Your art does not define you.
I have created pieces that no longer resonate with me.
I have made arguments in essays that I no longer agree with.
I have forgotten the meaning behind some of my poems.
I have created something one moment and felt perplexed by it the next.
This used to frighten me. I used to feel like I had to erase, undo, and delete my old creations. I would see something I made that no longer reflected who I was, feel disturbed by its existence, and want to tear it up in response.
I think this is because I felt like my art had to represent me as a person, but it doesn’t.
Our creations exist in their own right. They are not extensions of us. They do not tell the world about who we are today. They do not capture all of our complexity.
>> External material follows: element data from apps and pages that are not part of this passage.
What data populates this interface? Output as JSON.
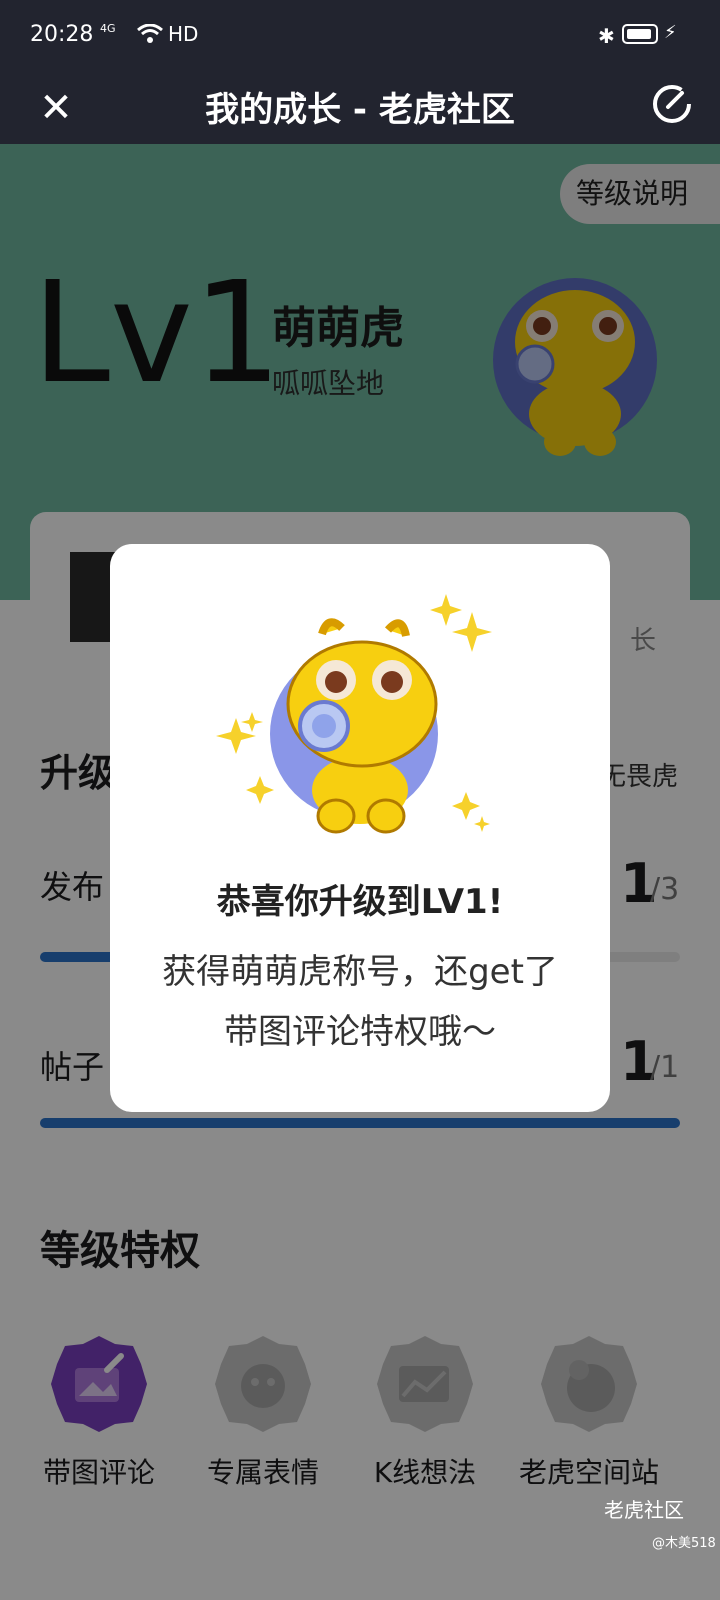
{
  "status_bar": {
    "time": "20:28",
    "signal_label": "4G",
    "network": "HD"
  },
  "nav": {
    "title": "我的成长 - 老虎社区"
  },
  "hero": {
    "level_help": "等级说明",
    "level": "Lv1",
    "rank_name": "萌萌虎",
    "rank_subtitle": "呱呱坠地"
  },
  "card": {
    "more_text": "长"
  },
  "upgrade": {
    "title_partial": "升级",
    "next_rank_partial": "无畏虎",
    "tasks": [
      {
        "label_partial": "发布",
        "done": "1",
        "total": "/3",
        "progress": 0.333
      },
      {
        "label_partial": "帖子",
        "done": "1",
        "total": "/1",
        "progress": 1.0
      }
    ]
  },
  "privileges": {
    "title": "等级特权",
    "items": [
      {
        "label": "带图评论",
        "icon": "photo-comment-icon",
        "active": true
      },
      {
        "label": "专属表情",
        "icon": "exclusive-emoji-icon",
        "active": false
      },
      {
        "label": "K线想法",
        "icon": "kline-idea-icon",
        "active": false
      },
      {
        "label": "老虎空间站",
        "icon": "space-station-icon",
        "active": false
      }
    ]
  },
  "dialog": {
    "headline": "恭喜你升级到LV1!",
    "line1": "获得萌萌虎称号，还get了",
    "line2": "带图评论特权哦～"
  },
  "watermark": {
    "brand": "老虎社区",
    "user": "@木美518"
  },
  "colors": {
    "header_bg": "#22242f",
    "hero_bg": "#6fb8a0",
    "progress_blue": "#2b73c9",
    "badge_purple": "#7a3fc0"
  }
}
They stand by themselves—the product of the past, the product of a moment, the product of a part of who we were then.
I have learned to respect my old creations, these misrepresentations of my present-day self. They still make me uneasy, but I no longer rush to unmake them. I believe they have the right to exist, but that they do not define me. My past work cannot define me, only the parts and pieces of who I once was.
If someone decides that an essay or poem of mine from years ago represents who I am today, that’s more about how they’re choosing to see me rather than the truth of who I am. I do not have to conform to these old versions of me, my old ways of being. I do not have to be the person who created that art then. I can only be who I am now.
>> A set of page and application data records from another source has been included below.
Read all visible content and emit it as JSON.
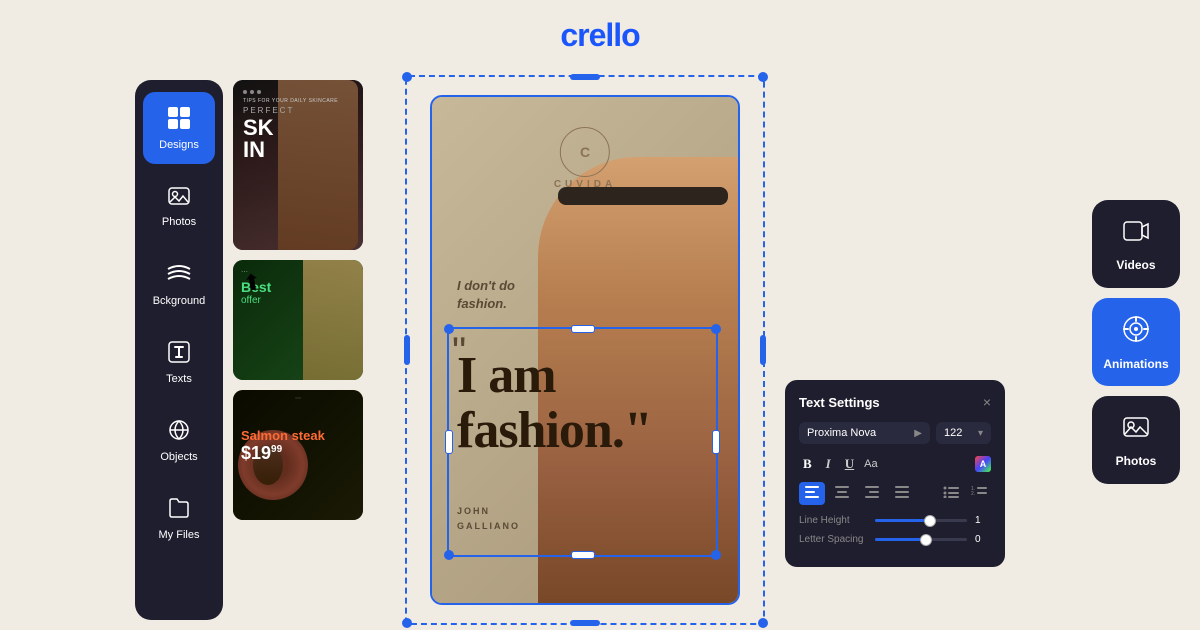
{
  "app": {
    "name": "crello",
    "logo_text": "crello"
  },
  "sidebar": {
    "items": [
      {
        "id": "designs",
        "label": "Designs",
        "icon": "⊞",
        "active": true
      },
      {
        "id": "photos",
        "label": "Photos",
        "icon": "🖼"
      },
      {
        "id": "background",
        "label": "Bckground",
        "icon": "≋"
      },
      {
        "id": "texts",
        "label": "Texts",
        "icon": "T"
      },
      {
        "id": "objects",
        "label": "Objects",
        "icon": "◯"
      },
      {
        "id": "my-files",
        "label": "My Files",
        "icon": "📁"
      }
    ]
  },
  "cards": [
    {
      "id": "skin",
      "title_line1": "SK",
      "title_line2": "IN",
      "subtitle": "Tips for your daily skincare",
      "label": "PERFECT"
    },
    {
      "id": "offer",
      "tag": "BEST",
      "main": "Best",
      "sub": "offer"
    },
    {
      "id": "salmon",
      "title": "Salmon steak",
      "price": "$19",
      "cents": "99"
    }
  ],
  "canvas": {
    "brand": "CUVIDA",
    "logo_letter": "C",
    "tagline_line1": "I don't do",
    "tagline_line2": "fashion.",
    "main_text_line1": "I am",
    "main_text_line2": "fashion.\"",
    "attribution_line1": "JOHN",
    "attribution_line2": "GALLIANO"
  },
  "text_settings": {
    "title": "Text Settings",
    "close_label": "×",
    "font_name": "Proxima Nova",
    "font_size": "122",
    "format_buttons": [
      {
        "id": "bold",
        "label": "B",
        "style": "bold"
      },
      {
        "id": "italic",
        "label": "I",
        "style": "italic"
      },
      {
        "id": "underline",
        "label": "U",
        "style": "underline"
      },
      {
        "id": "aa",
        "label": "Aa"
      },
      {
        "id": "color",
        "label": "A"
      }
    ],
    "align_buttons": [
      {
        "id": "left",
        "label": "≡",
        "active": true
      },
      {
        "id": "center",
        "label": "≡"
      },
      {
        "id": "right",
        "label": "≡"
      },
      {
        "id": "justify",
        "label": "≡"
      }
    ],
    "list_buttons": [
      {
        "id": "bullet",
        "label": "≡"
      },
      {
        "id": "numbered",
        "label": "≡"
      }
    ],
    "sliders": [
      {
        "id": "line-height",
        "label": "Line Height",
        "value": 1,
        "fill_percent": 60
      },
      {
        "id": "letter-spacing",
        "label": "Letter Spacing",
        "value": 0,
        "fill_percent": 55
      }
    ]
  },
  "right_panel": {
    "buttons": [
      {
        "id": "videos",
        "label": "Videos",
        "icon": "▶",
        "style": "dark"
      },
      {
        "id": "animations",
        "label": "Animations",
        "icon": "◉",
        "style": "blue"
      },
      {
        "id": "photos",
        "label": "Photos",
        "icon": "🖼",
        "style": "dark"
      }
    ]
  }
}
I do not have to fear the past selves, pieces of whom can be found in my past art. I can learn to live with them. I can learn to let them live in the world. They do not define me, and I do not have to define them out of existence.